About 18% renters in America, or around 10 million people, were behind in their rent payments as of the beginning of the month.
It is far more than the approximately 7 million homeowners who lost their properties to foreclosure during the subprime mortgage crisis and the ensuing Great Recession. And that happened over a five-year period.
In one of his first executive orders, President Joe Biden extended the Centers for Disease Control and Prevention’s current eviction moratorium through the end of March, but that is unlikely to be long enough.
A new analysis from Mark Zandi, chief economist at Moody’s Analytics, and Jim Parrott, a fellow at the Urban Institute, shows the typical delinquent renter now owes $5,600, being nearly four months behind on their monthly payment. This also includes utilities and late fees. In total, an astounding $57.3 billion is owed. This includes all delinquent renters, not just those suffering financially due to the Covid pandemic.
“Compared to renters that are making their rent payments on time, currently delinquent renters are more likely to be lower income, less educated, black and with children,” noted the authors of the analysis.
The $900 billion relief package passed in December provides $25 billion for both renters and landlords. It is being disbursed by the states and can be used for past and present rent, as well as fees and utilities. Renters must show that they suffered financial hardship due to the pandemic, have incomes below 80% of their area median income and are at risk of becoming homeless.
Zandi and Parrott’s analysis, however, shows that it is not even close to enough. If dispersed expeditiously, which is a big if, the $25 billion would bring the numbers down until April. By March about 6.3 million renters would be behind on payments, with total arrears of about $33 billion. Then the numbers would begin to creep up again.
“Eviction is a serious possibility. Lawmakers deserve credit for ensuring that these households did not lose their homes. But they need to do more. Soon,” Zandi and Parrott wrote.
The Biden administration has proposed $25 billion in additional rental relief in its $1.9 trillion stimulus package. It includes an extension of the eviction moratorium through the end of September 2021. That plan is already drawing criticism from Republicans and even some Democrats as being far too expensive. It remains to be seen if any cuts to that plan would come from the rental relief.
In addition, the CDC’s eviction moratorium is coming under fire from both tenant advocates as well as landlords.
“Extending the eviction moratorium is, on its own, insufficient,” wrote Diane Yentel, president and CEO of the National Low Income Housing Coalition. “The existing moratorium is flawed and some landlords exploit loopholes to evict tenants despite the protections. No federal agency is enforcing the order’s penalties for unlawful evictions.”
The NLIHC, along with about 2,000 national, state and local organizations, signed a letter sent to Biden, calling for additional relief and enforcement.
Meanwhile landlords, many of whom are now struggling to pay the mortgages on their properties, are concerned that an extension of the eviction moratorium through September would do more harm than good.

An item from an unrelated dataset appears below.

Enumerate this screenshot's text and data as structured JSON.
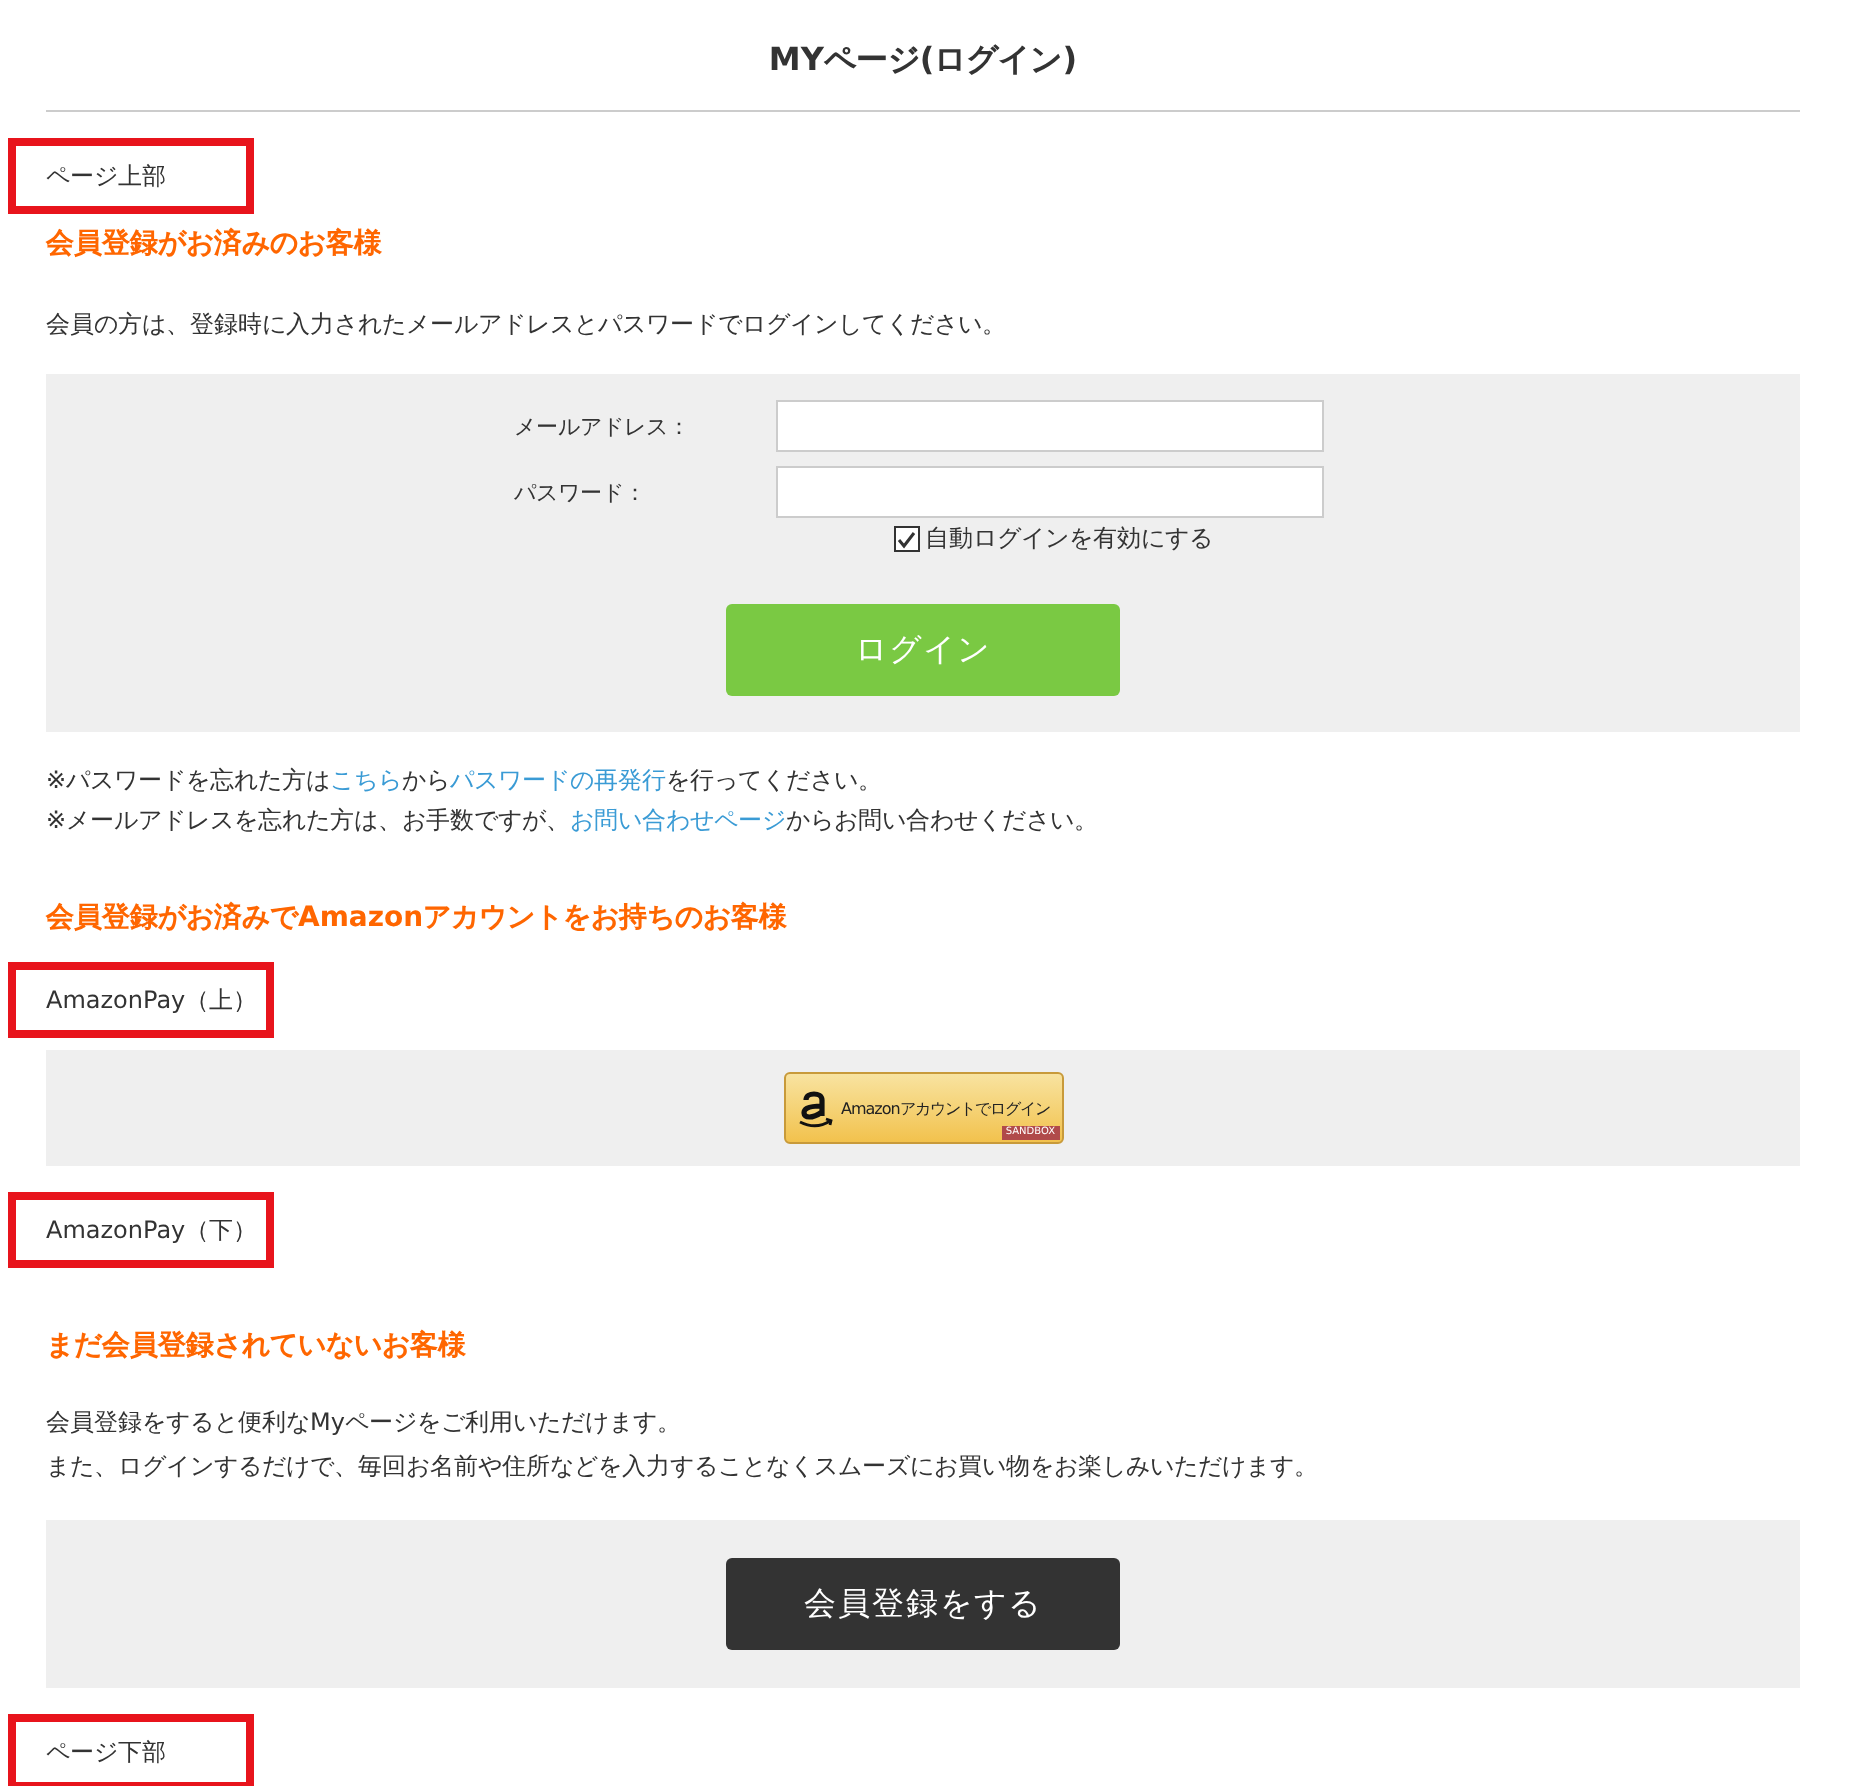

“Allocated rental assistance funds do not fully address the $70 billion in outstanding debt nor accruing debt moving forward. The industry simply cannot continue operation under these policies without disastrous harm to housing affordability,” according to a release from the National Multifamily Housing Council.
Originally posted on CNBC